Please repeat every entry exactly as given, apart from dropping the images.
(SUPPLIED RECORDS begins)
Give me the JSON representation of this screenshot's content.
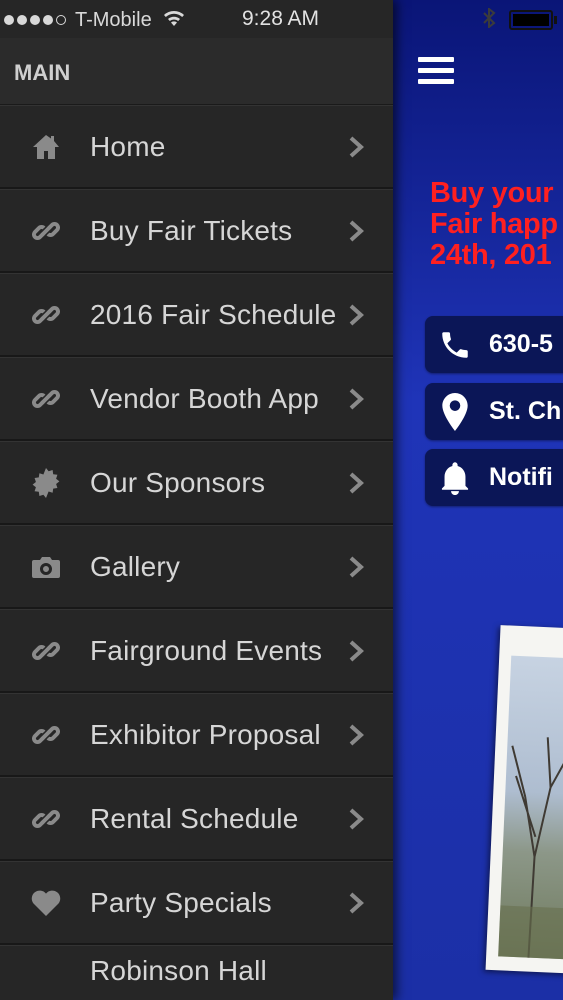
{
  "status_bar": {
    "carrier": "T-Mobile",
    "time": "9:28 AM",
    "signal_icons": [
      "signal-dot",
      "signal-dot",
      "signal-dot",
      "signal-dot",
      "signal-dot-empty"
    ],
    "wifi_icon": "wifi-icon",
    "bluetooth_icon": "bluetooth-icon",
    "battery_icon": "battery-icon"
  },
  "drawer": {
    "section_title": "MAIN",
    "items": [
      {
        "label": "Home",
        "icon": "home-icon"
      },
      {
        "label": "Buy Fair Tickets",
        "icon": "link-icon"
      },
      {
        "label": "2016 Fair Schedule",
        "icon": "link-icon"
      },
      {
        "label": "Vendor Booth App",
        "icon": "link-icon"
      },
      {
        "label": "Our Sponsors",
        "icon": "badge-icon"
      },
      {
        "label": "Gallery",
        "icon": "camera-icon"
      },
      {
        "label": "Fairground Events",
        "icon": "link-icon"
      },
      {
        "label": "Exhibitor Proposal",
        "icon": "link-icon"
      },
      {
        "label": "Rental Schedule",
        "icon": "link-icon"
      },
      {
        "label": "Party Specials",
        "icon": "heart-icon"
      },
      {
        "label": "Robinson Hall",
        "icon": "link-icon"
      }
    ]
  },
  "content": {
    "promo_text": "Buy your\nFair happ\n24th, 201",
    "buttons": [
      {
        "label": "630-5",
        "icon": "phone-icon"
      },
      {
        "label": "St. Ch",
        "icon": "location-pin-icon"
      },
      {
        "label": "Notifi",
        "icon": "bell-icon"
      }
    ]
  },
  "colors": {
    "drawer_bg": "#262626",
    "content_bg": "#1f34b8",
    "promo_red": "#ff2020"
  }
}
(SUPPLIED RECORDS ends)
= EXPECTED OUTPUT =
Give me the JSON representation of this screenshot's content.
{
  "status_bar": {
    "carrier": "T-Mobile",
    "time": "9:28 AM",
    "signal_icons": [
      "signal-dot",
      "signal-dot",
      "signal-dot",
      "signal-dot",
      "signal-dot-empty"
    ],
    "wifi_icon": "wifi-icon",
    "bluetooth_icon": "bluetooth-icon",
    "battery_icon": "battery-icon"
  },
  "drawer": {
    "section_title": "MAIN",
    "items": [
      {
        "label": "Home",
        "icon": "home-icon"
      },
      {
        "label": "Buy Fair Tickets",
        "icon": "link-icon"
      },
      {
        "label": "2016 Fair Schedule",
        "icon": "link-icon"
      },
      {
        "label": "Vendor Booth App",
        "icon": "link-icon"
      },
      {
        "label": "Our Sponsors",
        "icon": "badge-icon"
      },
      {
        "label": "Gallery",
        "icon": "camera-icon"
      },
      {
        "label": "Fairground Events",
        "icon": "link-icon"
      },
      {
        "label": "Exhibitor Proposal",
        "icon": "link-icon"
      },
      {
        "label": "Rental Schedule",
        "icon": "link-icon"
      },
      {
        "label": "Party Specials",
        "icon": "heart-icon"
      },
      {
        "label": "Robinson Hall",
        "icon": "link-icon"
      }
    ]
  },
  "content": {
    "promo_text": "Buy your\nFair happ\n24th, 201",
    "buttons": [
      {
        "label": "630-5",
        "icon": "phone-icon"
      },
      {
        "label": "St. Ch",
        "icon": "location-pin-icon"
      },
      {
        "label": "Notifi",
        "icon": "bell-icon"
      }
    ]
  },
  "colors": {
    "drawer_bg": "#262626",
    "content_bg": "#1f34b8",
    "promo_red": "#ff2020"
  }
}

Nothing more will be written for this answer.